When your valdator class is named BlacklistValidator then in your model you use blacklist: true parameter.

This was perfect for me, but what about put some custom parameters to validator? Something like this:

validates :age, numericality: { greater_than: 18 }

This is not a problem. In custom validators you have available something like options, where you have access to all custom parameters.
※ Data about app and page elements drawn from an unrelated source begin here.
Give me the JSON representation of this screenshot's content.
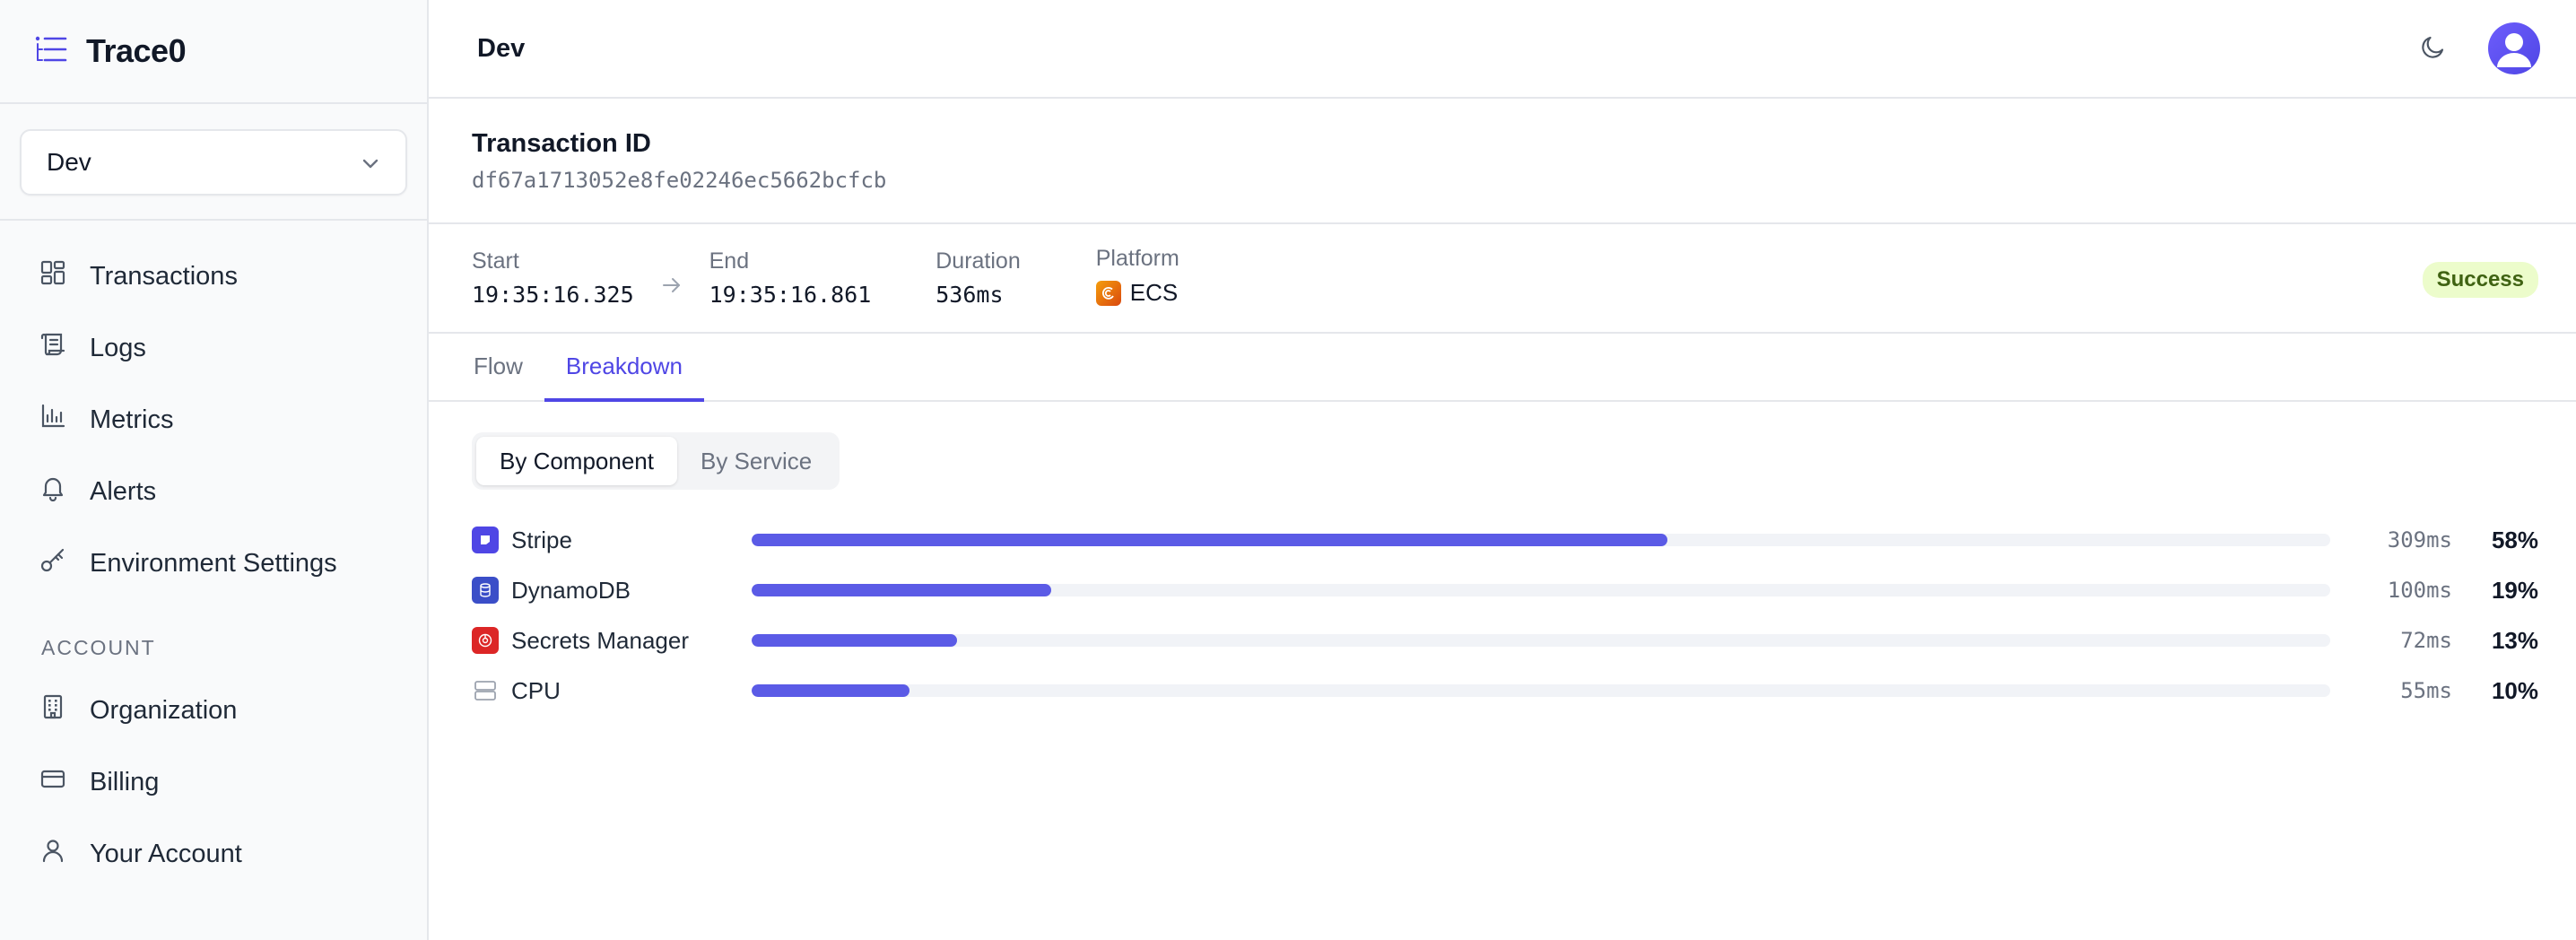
{
  "app": {
    "name": "Trace0"
  },
  "sidebar": {
    "environment": "Dev",
    "nav": [
      {
        "label": "Transactions",
        "icon": "grid-icon"
      },
      {
        "label": "Logs",
        "icon": "scroll-icon"
      },
      {
        "label": "Metrics",
        "icon": "bar-chart-icon"
      },
      {
        "label": "Alerts",
        "icon": "bell-icon"
      },
      {
        "label": "Environment Settings",
        "icon": "key-icon"
      }
    ],
    "account_label": "ACCOUNT",
    "account": [
      {
        "label": "Organization",
        "icon": "building-icon"
      },
      {
        "label": "Billing",
        "icon": "credit-card-icon"
      },
      {
        "label": "Your Account",
        "icon": "user-icon"
      }
    ]
  },
  "header": {
    "title": "Dev"
  },
  "transaction": {
    "label": "Transaction ID",
    "id": "df67a1713052e8fe02246ec5662bcfcb",
    "start_label": "Start",
    "start": "19:35:16.325",
    "end_label": "End",
    "end": "19:35:16.861",
    "duration_label": "Duration",
    "duration": "536ms",
    "platform_label": "Platform",
    "platform": "ECS",
    "status": "Success"
  },
  "tabs": [
    {
      "label": "Flow",
      "active": false
    },
    {
      "label": "Breakdown",
      "active": true
    }
  ],
  "breakdown": {
    "toggle": [
      {
        "label": "By Component",
        "active": true
      },
      {
        "label": "By Service",
        "active": false
      }
    ],
    "rows": [
      {
        "name": "Stripe",
        "ms": "309ms",
        "pct": "58%",
        "fraction": 0.58,
        "icon": "stripe-icon",
        "color": "#4f46e5"
      },
      {
        "name": "DynamoDB",
        "ms": "100ms",
        "pct": "19%",
        "fraction": 0.19,
        "icon": "dynamodb-icon",
        "color": "#3b4ec8"
      },
      {
        "name": "Secrets Manager",
        "ms": "72ms",
        "pct": "13%",
        "fraction": 0.13,
        "icon": "secrets-manager-icon",
        "color": "#dc2626"
      },
      {
        "name": "CPU",
        "ms": "55ms",
        "pct": "10%",
        "fraction": 0.1,
        "icon": "server-icon",
        "color": "#9ca3af"
      }
    ]
  },
  "colors": {
    "accent": "#4f46e5",
    "bar": "#5b5be6",
    "success_bg": "#ecfccb",
    "success_text": "#3f6212"
  }
}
When you call options for our example you see:

 => { greater_than: 18 }

I use this for array validator, where I check size of array:

# app/validators/array_lenght_validator.rb

# Validate if array is not too short
class ArrayLenghtValidator < ActiveModel::EachValidator
  def validate_each(record, attribute, value)
    return unless options.key?(:minimum)
    array_size = (value.try(:size) || 0)
    minimum = options[:minimum]
    return if array_size >= minimum
    record.errors.add(attribute, :too_short_array, count: minimum)
  end
end

What happed here?

I check if :minimum parameter is set. I count number of elements in array. If array_size is lower then minimum size, I add error :too_short_array to record.

I can call this validator like this:

validates :array, array_lenght: { minimum: 1 }

It is one more think to say. How put translation to our validators in locales?

We use Rails Convention. This is one but not only way to do this (all convention is explain in http://guides.rubyonrails.org/i18n.html#error-message-scopes):

en:
  activerecord:
    errors:
      models:
        our_model_name:
          attributes:
            name:
              on_blacklist: is on words blacklist
            array:
              too_short_array:
                one: is too short (minimum is 1 item)
                other: is too short (minimum is %{count} items)

In our_model_name: key we put model name. For example when we have model User, we have key user:. Next we put names of our validated fields:

  • name: field (form black list validation),
  • array: field (from array length validation).

Then we put names of our errors: on_blacklist: and too_short_array:. For on_blacklist: this is it. But too_short_array: error had count parameter. Rails Internalization can recognized if it singular or plural version of count. And serve one: or other: translation. Last thing: In other: translation we put our count parameter thought %{}. Then Rails know where put count value.

This is it. I hope this was useful for you. Please live your comments, questions or any suggestions below. To next time! Bye!